2022 – MOLECULAR GENETIC SELECTION TO REDUCE SALMONELLA TYPHIMURIUM CIRCULATIONS IN CHICKENS
Saleh M., Pugliese N., Schiavone A., Samarelli R., Circella E., Siddique I., Camarda A.
Salmonella infection in chickens continues to be a major public health concern.

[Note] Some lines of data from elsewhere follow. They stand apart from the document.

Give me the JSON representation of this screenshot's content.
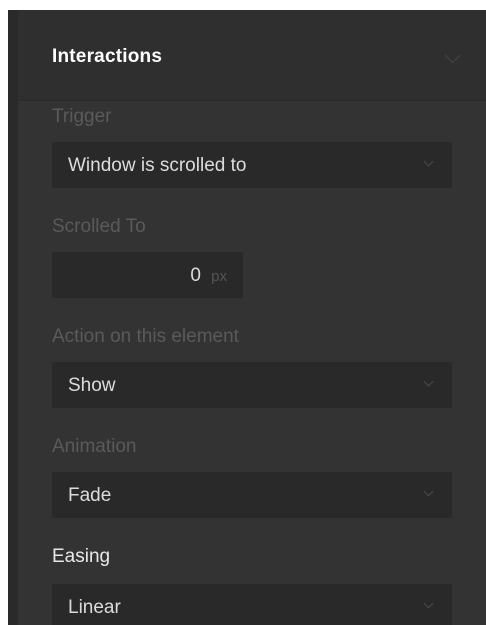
{
  "header": {
    "title": "Interactions"
  },
  "trigger": {
    "label": "Trigger",
    "value": "Window is scrolled to"
  },
  "scrolled_to": {
    "label": "Scrolled To",
    "value": "0",
    "unit": "px"
  },
  "action": {
    "label": "Action on this element",
    "value": "Show"
  },
  "animation": {
    "label": "Animation",
    "value": "Fade"
  },
  "easing": {
    "label": "Easing",
    "value": "Linear"
  },
  "icons": {
    "collapse": "chevron-down-icon",
    "dropdown": "chevron-down-icon"
  }
}
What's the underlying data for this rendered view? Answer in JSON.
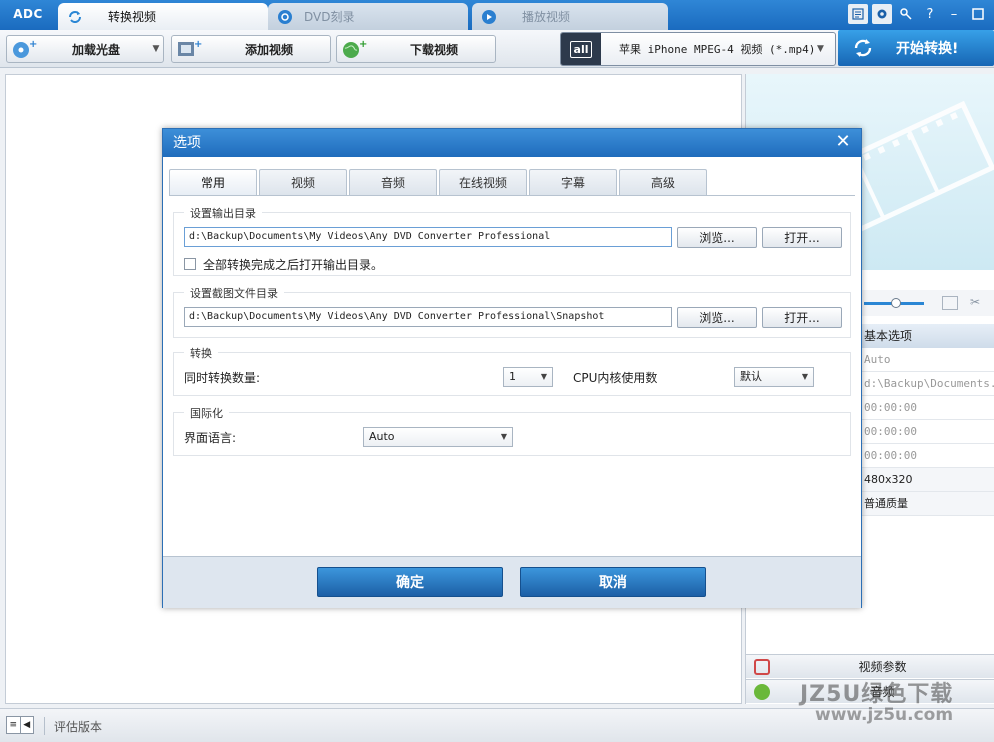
{
  "app": {
    "logo": "ADC",
    "tabs": [
      {
        "label": "转换视频",
        "state": "active"
      },
      {
        "label": "DVD刻录",
        "state": "inactive"
      },
      {
        "label": "播放视频",
        "state": "inactive"
      }
    ],
    "window_buttons": [
      "layout-icon",
      "settings-icon",
      "key-icon",
      "help-icon",
      "minimize-icon",
      "close-icon"
    ]
  },
  "toolbar": {
    "load_disc": "加载光盘",
    "add_video": "添加视频",
    "download_video": "下载视频",
    "format_badge": "all",
    "format": "苹果 iPhone MPEG-4 视频 (*.mp4)",
    "convert": "开始转换!"
  },
  "properties": {
    "header": "基本选项",
    "rows": [
      "Auto",
      "d:\\Backup\\Documents...",
      "00:00:00",
      "00:00:00",
      "00:00:00",
      "480x320",
      "普通质量"
    ],
    "video_params": "视频参数",
    "audio": "音频"
  },
  "status": {
    "text": "评估版本",
    "watermark": "JZ5U绿色下载",
    "watermark_url": "www.jz5u.com"
  },
  "dialog": {
    "title": "选项",
    "tabs": [
      {
        "label": "常用",
        "active": true
      },
      {
        "label": "视频",
        "active": false
      },
      {
        "label": "音频",
        "active": false
      },
      {
        "label": "在线视频",
        "active": false
      },
      {
        "label": "字幕",
        "active": false
      },
      {
        "label": "高级",
        "active": false
      }
    ],
    "output": {
      "title": "设置输出目录",
      "path": "d:\\Backup\\Documents\\My Videos\\Any DVD Converter Professional",
      "browse": "浏览...",
      "open": "打开...",
      "open_after": "全部转换完成之后打开输出目录。",
      "open_after_checked": false
    },
    "snapshot": {
      "title": "设置截图文件目录",
      "path": "d:\\Backup\\Documents\\My Videos\\Any DVD Converter Professional\\Snapshot",
      "browse": "浏览...",
      "open": "打开..."
    },
    "convert": {
      "title": "转换",
      "concurrent_label": "同时转换数量:",
      "concurrent_value": "1",
      "cpu_label": "CPU内核使用数",
      "cpu_value": "默认"
    },
    "i18n": {
      "title": "国际化",
      "lang_label": "界面语言:",
      "lang_value": "Auto"
    },
    "ok": "确定",
    "cancel": "取消"
  }
}
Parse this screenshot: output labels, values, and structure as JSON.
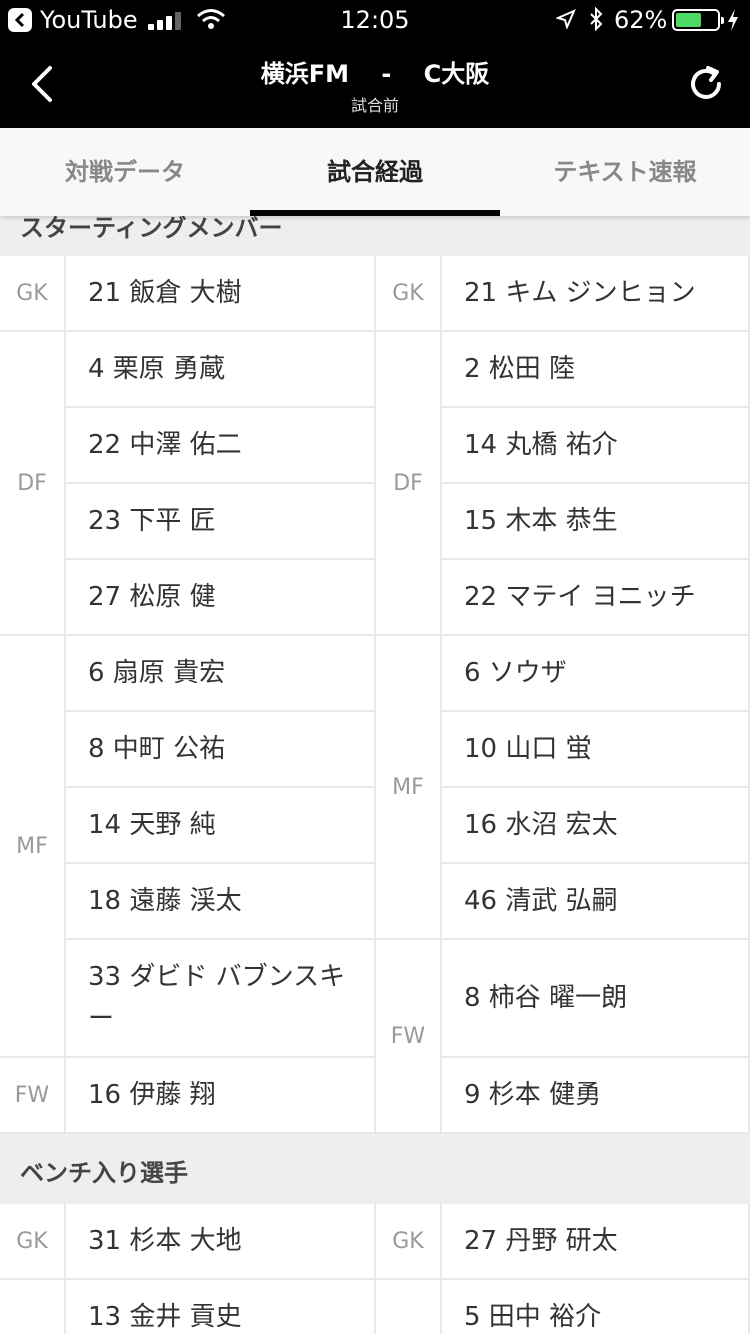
{
  "status_bar": {
    "back_app": "YouTube",
    "time": "12:05",
    "battery_percent": "62%",
    "battery_level": 0.62,
    "icons": [
      "back-app-icon",
      "signal-icon",
      "wifi-icon",
      "location-icon",
      "bluetooth-icon",
      "battery-icon",
      "charging-icon"
    ]
  },
  "header": {
    "title": "横浜FM　 -　 C大阪",
    "subtitle": "試合前"
  },
  "tabs": [
    {
      "label": "対戦データ",
      "active": false
    },
    {
      "label": "試合経過",
      "active": true
    },
    {
      "label": "テキスト速報",
      "active": false
    }
  ],
  "starting": {
    "heading": "スターティングメンバー",
    "home": [
      {
        "position": "GK",
        "players": [
          "21 飯倉 大樹"
        ]
      },
      {
        "position": "DF",
        "players": [
          "4 栗原 勇蔵",
          "22 中澤 佑二",
          "23 下平 匠",
          "27 松原 健"
        ]
      },
      {
        "position": "MF",
        "players": [
          "6 扇原 貴宏",
          "8 中町 公祐",
          "14 天野 純",
          "18 遠藤 渓太",
          "33 ダビド バブンスキー"
        ]
      },
      {
        "position": "FW",
        "players": [
          "16 伊藤 翔"
        ]
      }
    ],
    "away": [
      {
        "position": "GK",
        "players": [
          "21 キム ジンヒョン"
        ]
      },
      {
        "position": "DF",
        "players": [
          "2 松田 陸",
          "14 丸橋 祐介",
          "15 木本 恭生",
          "22 マテイ ヨニッチ"
        ]
      },
      {
        "position": "MF",
        "players": [
          "6 ソウザ",
          "10 山口 蛍",
          "16 水沼 宏太",
          "46 清武 弘嗣"
        ]
      },
      {
        "position": "FW",
        "players": [
          "8 柿谷 曜一朗",
          "9 杉本 健勇"
        ]
      }
    ]
  },
  "bench": {
    "heading": "ベンチ入り選手",
    "home": [
      {
        "position": "GK",
        "players": [
          "31 杉本 大地"
        ]
      },
      {
        "position": "",
        "players": [
          "13 金井 貢史"
        ]
      }
    ],
    "away": [
      {
        "position": "GK",
        "players": [
          "27 丹野 研太"
        ]
      },
      {
        "position": "",
        "players": [
          "5 田中 裕介"
        ]
      }
    ]
  }
}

Among Salmonella enterica serovars, Typhimurium is the cause of severe intestinal pathology in young chicks and economic losses for the poultry industry. Additionally, S. Typhimurium could infect humans and result in an acute gastrointestinal infection. Controlling S. enterica in poultry industry is an ongoing concern for several countries around the world. Increasing the genetic resistance of chicken to salmonella by genetic selection programs, which may be carried out using phenotypic or genotypic data, is an efficient way to prevent salmonellosis. The first generations of simple crossing between Fayoumi (F) and Rhode Island Red (R) breeds and their ½F½R and reciprocal ½R½F crosses were utilized to estimate heterotic effects. Also, the polymerase chain reaction-restriction fragment length polymorphism (PCR-RFLP) was used to detect polymorphic associations of gallinacin (Gal) genes (Gal2, Gal3, Gal4 and Gal5) with caecal bacterial count of S. Typhimurium, and IgA, IgG and IgM antibody titres in the studied populations. The chicks of each genetic group (120 birds) were infected with S. Typhimurium at 10 day of age (10^6 cfu/chick). The R breed had a significantly higher least square mean of S. Typhimurium load, followed by ½F½R cross, ½R½F cross, and F breed while, The F breed had the highest LSMs of IgA, IgG, and IgM antibody titres, followed by ½R½F cross, ½F½R cross, and the R breed. Direct heterosis estimates were significant for S. Typhimurium count and IgA antibody titre, but not for IgG and IgM antibody titres. For molecular associations, the CC genotype of Gal3 gene had a significant lower S. Typhimurium count and higher IgA and IgM antibody titres than TT genotype in R breed, while the birds of the genotype TC had lower significant S. Typhimurium count in ½R½F crossbred and significant higher antibody titres in ½F½R crossbred. In the Gal4 gene, birds with the GG genotype had a lower significant S. Typhimurium count and IgA, IgG and IgM antibody titres than birds with the AA genotype in R breed, but birds of the genotype AG had higher significant IgA, IgG and IgM antibody titers in ½R½F crossbred than the birds of GG and AA genotypes. Birds with the CC genotype of Gal5 gene had lower significant S. Typhimurium count and higher IgA and IgG antibody titers. The birds with genotype AA had lower significant S. Typhimurium count and higher significant IgA and IgG antibody titers than birds with CA genotype. This study suggested that the Fayoumi breed may be employed in breeding programs to boost immunity against S. Typhimurium in chickens, and the Gal3, Gal4, and Gal5 genes might be used as marker-assisted selection in chicken selection programs to increase S. Typhimurium resistance.